## [Exercise]
Lines where the string "name" appears are to be copied from the entries below.

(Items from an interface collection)
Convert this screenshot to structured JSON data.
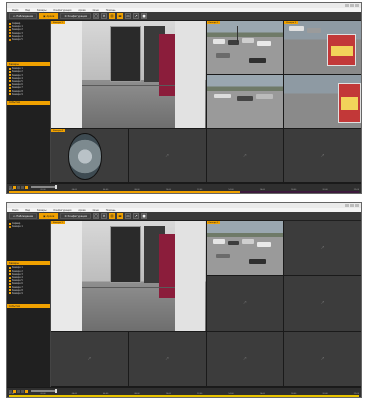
{
  "window1": {
    "toolbar": {
      "btn1": "Наблюдение",
      "btn2": "Архив",
      "btn3": "Конфигурация"
    },
    "sidebar": {
      "section_top": "",
      "tree_top": [
        "Сервер",
        "Камера 1",
        "Камера 2",
        "Камера 3",
        "Камера 4",
        "Камера 5"
      ],
      "section_mid": "Камеры",
      "tree_mid": [
        "Камера 1",
        "Камера 2",
        "Камера 3",
        "Камера 4",
        "Камера 5",
        "Камера 6",
        "Камера 7",
        "Камера 8",
        "Камера 9"
      ],
      "section_bottom": "События"
    },
    "cells": {
      "c1": "Камера 1",
      "c3": "Камера 2",
      "c4": "Камера 3",
      "c7": "Камера 4",
      "c8": "Камера 5",
      "c9": "Камера 6"
    }
  },
  "window2": {
    "toolbar": {
      "btn1": "Наблюдение",
      "btn2": "Архив",
      "btn3": "Конфигурация"
    },
    "sidebar": {
      "section_top": "",
      "tree_top": [
        "Сервер",
        "Камера 1"
      ],
      "section_mid": "Камеры",
      "tree_mid": [
        "Камера 1",
        "Камера 2",
        "Камера 3",
        "Камера 4",
        "Камера 5",
        "Камера 6",
        "Камера 7",
        "Камера 8",
        "Камера 9"
      ],
      "section_bottom": "События"
    },
    "cells": {
      "c1": "Камера 1",
      "c3": "Камера 2"
    }
  },
  "menu": [
    "Файл",
    "Вид",
    "Камеры",
    "Конфигурация",
    "Архив",
    "Окно",
    "Помощь"
  ],
  "timeline_scale": [
    "00:00",
    "02:00",
    "04:00",
    "06:00",
    "08:00",
    "10:00",
    "12:00",
    "14:00",
    "16:00",
    "18:00",
    "20:00",
    "22:00"
  ],
  "colors": {
    "accent": "#f0a100",
    "panel": "#2b2b2b"
  }
}
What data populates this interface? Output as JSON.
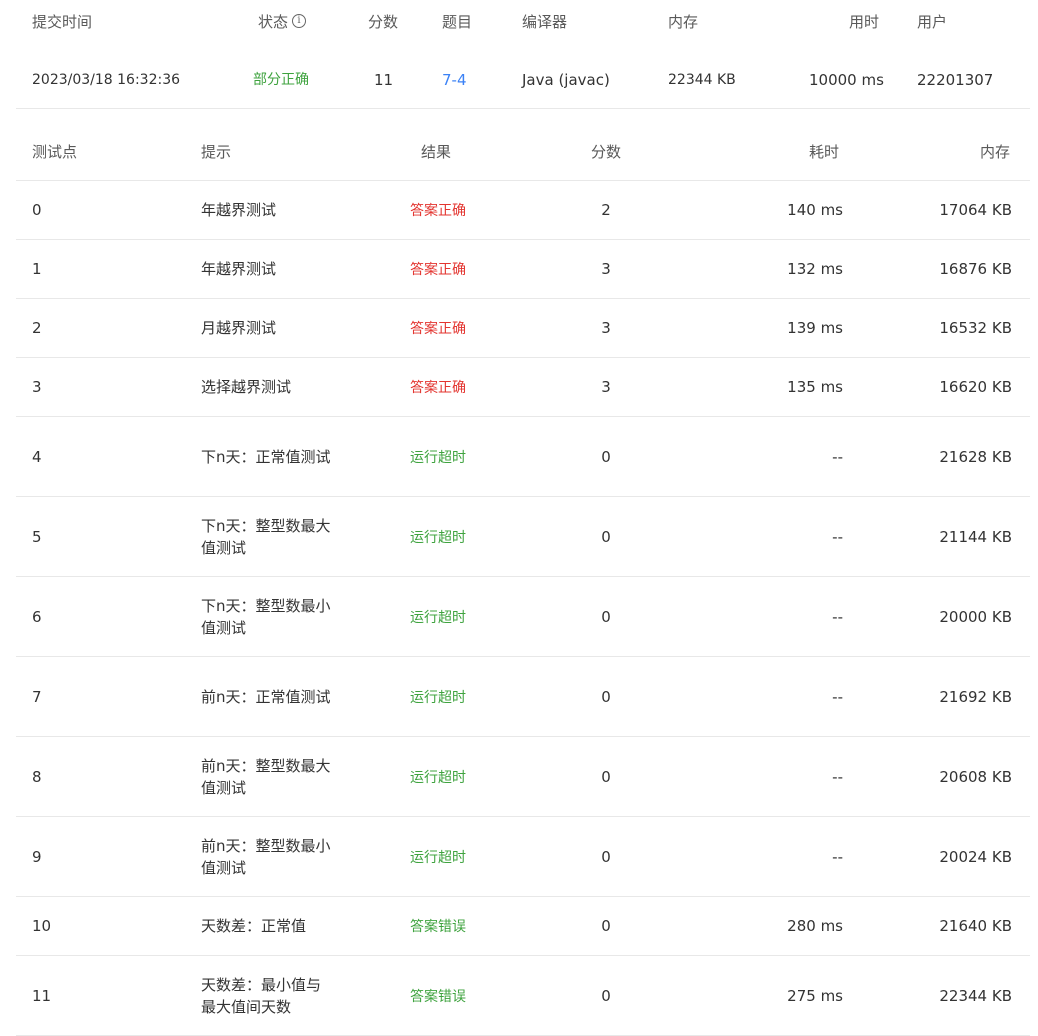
{
  "summary": {
    "headers": {
      "time": "提交时间",
      "status": "状态",
      "score": "分数",
      "problem": "题目",
      "compiler": "编译器",
      "memory": "内存",
      "elapsed": "用时",
      "user": "用户"
    },
    "row": {
      "time": "2023/03/18 16:32:36",
      "status": "部分正确",
      "score": "11",
      "problem": "7-4",
      "compiler": "Java (javac)",
      "memory": "22344 KB",
      "elapsed": "10000 ms",
      "user": "22201307"
    }
  },
  "details": {
    "headers": {
      "case": "测试点",
      "hint": "提示",
      "result": "结果",
      "score": "分数",
      "time": "耗时",
      "memory": "内存"
    },
    "rows": [
      {
        "case": "0",
        "hint": "年越界测试",
        "result": "答案正确",
        "score": "2",
        "time": "140 ms",
        "memory": "17064 KB"
      },
      {
        "case": "1",
        "hint": "年越界测试",
        "result": "答案正确",
        "score": "3",
        "time": "132 ms",
        "memory": "16876 KB"
      },
      {
        "case": "2",
        "hint": "月越界测试",
        "result": "答案正确",
        "score": "3",
        "time": "139 ms",
        "memory": "16532 KB"
      },
      {
        "case": "3",
        "hint": "选择越界测试",
        "result": "答案正确",
        "score": "3",
        "time": "135 ms",
        "memory": "16620 KB"
      },
      {
        "case": "4",
        "hint": "下n天：正常值测试",
        "result": "运行超时",
        "score": "0",
        "time": "--",
        "memory": "21628 KB"
      },
      {
        "case": "5",
        "hint": "下n天：整型数最大值测试",
        "result": "运行超时",
        "score": "0",
        "time": "--",
        "memory": "21144 KB"
      },
      {
        "case": "6",
        "hint": "下n天：整型数最小值测试",
        "result": "运行超时",
        "score": "0",
        "time": "--",
        "memory": "20000 KB"
      },
      {
        "case": "7",
        "hint": "前n天：正常值测试",
        "result": "运行超时",
        "score": "0",
        "time": "--",
        "memory": "21692 KB"
      },
      {
        "case": "8",
        "hint": "前n天：整型数最大值测试",
        "result": "运行超时",
        "score": "0",
        "time": "--",
        "memory": "20608 KB"
      },
      {
        "case": "9",
        "hint": "前n天：整型数最小值测试",
        "result": "运行超时",
        "score": "0",
        "time": "--",
        "memory": "20024 KB"
      },
      {
        "case": "10",
        "hint": "天数差：正常值",
        "result": "答案错误",
        "score": "0",
        "time": "280 ms",
        "memory": "21640 KB"
      },
      {
        "case": "11",
        "hint": "天数差：最小值与最大值间天数",
        "result": "答案错误",
        "score": "0",
        "time": "275 ms",
        "memory": "22344 KB"
      }
    ]
  },
  "colors": {
    "correct": "#e3342f",
    "partial": "#3fa33f",
    "timeout": "#3fa33f",
    "wrong": "#3fa33f",
    "link": "#3b82f6"
  }
}
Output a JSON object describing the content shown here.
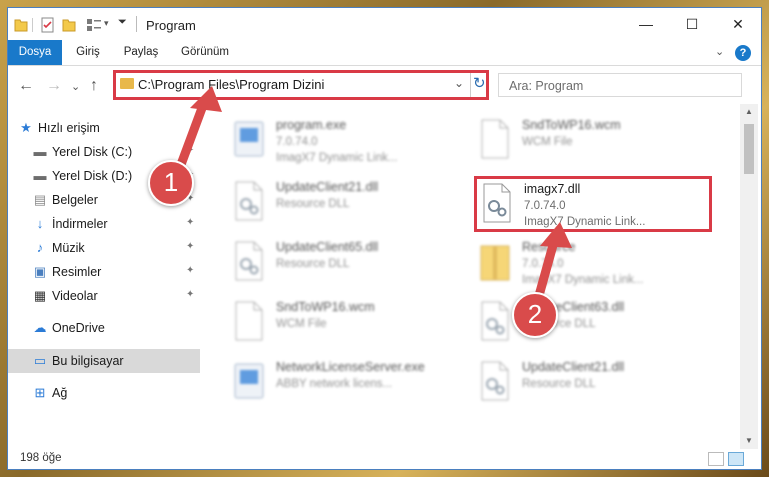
{
  "window": {
    "title": "Program",
    "controls": {
      "minimize": "—",
      "maximize": "☐",
      "close": "✕"
    }
  },
  "ribbon": {
    "tabs": [
      {
        "label": "Dosya",
        "active": true
      },
      {
        "label": "Giriş"
      },
      {
        "label": "Paylaş"
      },
      {
        "label": "Görünüm"
      }
    ],
    "expand": "⌄",
    "help": "?"
  },
  "nav": {
    "back": "←",
    "forward": "→",
    "recent": "⌄",
    "up": "↑"
  },
  "address": {
    "path": "C:\\Program Files\\Program Dizini",
    "dropdown": "⌄",
    "refresh": "↻"
  },
  "search": {
    "placeholder": "Ara: Program"
  },
  "sidebar": {
    "items": [
      {
        "label": "Hızlı erişim",
        "icon": "star-icon",
        "glyph": "★",
        "color": "#2b7bd6"
      },
      {
        "label": "Yerel Disk (C:)",
        "icon": "drive-icon",
        "glyph": "▬",
        "color": "#6d6d6d",
        "pinned": true
      },
      {
        "label": "Yerel Disk (D:)",
        "icon": "drive-icon",
        "glyph": "▬",
        "color": "#6d6d6d",
        "pinned": true
      },
      {
        "label": "Belgeler",
        "icon": "documents-icon",
        "glyph": "▤",
        "color": "#8a8a8a",
        "pinned": true
      },
      {
        "label": "İndirmeler",
        "icon": "download-icon",
        "glyph": "↓",
        "color": "#2b7bd6",
        "pinned": true
      },
      {
        "label": "Müzik",
        "icon": "music-icon",
        "glyph": "♪",
        "color": "#2b7bd6",
        "pinned": true
      },
      {
        "label": "Resimler",
        "icon": "pictures-icon",
        "glyph": "▣",
        "color": "#4a7fbf",
        "pinned": true
      },
      {
        "label": "Videolar",
        "icon": "videos-icon",
        "glyph": "▦",
        "color": "#333333",
        "pinned": true
      },
      {
        "label": "OneDrive",
        "icon": "cloud-icon",
        "glyph": "☁",
        "color": "#2b7bd6"
      },
      {
        "label": "Bu bilgisayar",
        "icon": "computer-icon",
        "glyph": "▭",
        "color": "#2b7bd6",
        "selected": true
      },
      {
        "label": "Ağ",
        "icon": "network-icon",
        "glyph": "⊞",
        "color": "#2b7bd6"
      }
    ],
    "pin_glyph": "📌"
  },
  "files": [
    {
      "name": "program.exe",
      "version": "7.0.74.0",
      "desc": "ImagX7 Dynamic Link...",
      "icon": "exe-icon"
    },
    {
      "name": "SndToWP16.wcm",
      "version": "WCM File",
      "desc": "",
      "icon": "blank-file-icon"
    },
    {
      "name": "UpdateClient21.dll",
      "version": "Resource DLL",
      "desc": "",
      "icon": "dll-icon"
    },
    {
      "name": "imagx7.dll",
      "version": "7.0.74.0",
      "desc": "ImagX7 Dynamic Link...",
      "icon": "dll-icon",
      "highlight": true
    },
    {
      "name": "UpdateClient65.dll",
      "version": "Resource DLL",
      "desc": "",
      "icon": "dll-icon"
    },
    {
      "name": "Resource",
      "version": "7.0.74.0",
      "desc": "ImagX7 Dynamic Link...",
      "icon": "archive-icon"
    },
    {
      "name": "SndToWP16.wcm",
      "version": "WCM File",
      "desc": "",
      "icon": "blank-file-icon"
    },
    {
      "name": "UpdateClient63.dll",
      "version": "Resource DLL",
      "desc": "",
      "icon": "dll-icon"
    },
    {
      "name": "NetworkLicenseServer.exe",
      "version": "ABBY network licens...",
      "desc": "",
      "icon": "exe-icon"
    },
    {
      "name": "UpdateClient21.dll",
      "version": "Resource DLL",
      "desc": "",
      "icon": "dll-icon"
    }
  ],
  "status": {
    "count": "198 öğe"
  },
  "markers": {
    "one": "1",
    "two": "2"
  },
  "colors": {
    "accent": "#1979ca",
    "highlight": "#d93a46",
    "marker": "#d94b4b"
  }
}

## [Reply]
      "name": "program.exe",
      "name": "SndToWP16.wcm",
      "name": "UpdateClient21.dll",
      "name": "imagx7.dll",
      "name": "UpdateClient65.dll",
      "name": "Resource",
      "name": "SndToWP16.wcm",
      "name": "UpdateClient63.dll",
      "name": "NetworkLicenseServer.exe",
      "name": "UpdateClient21.dll",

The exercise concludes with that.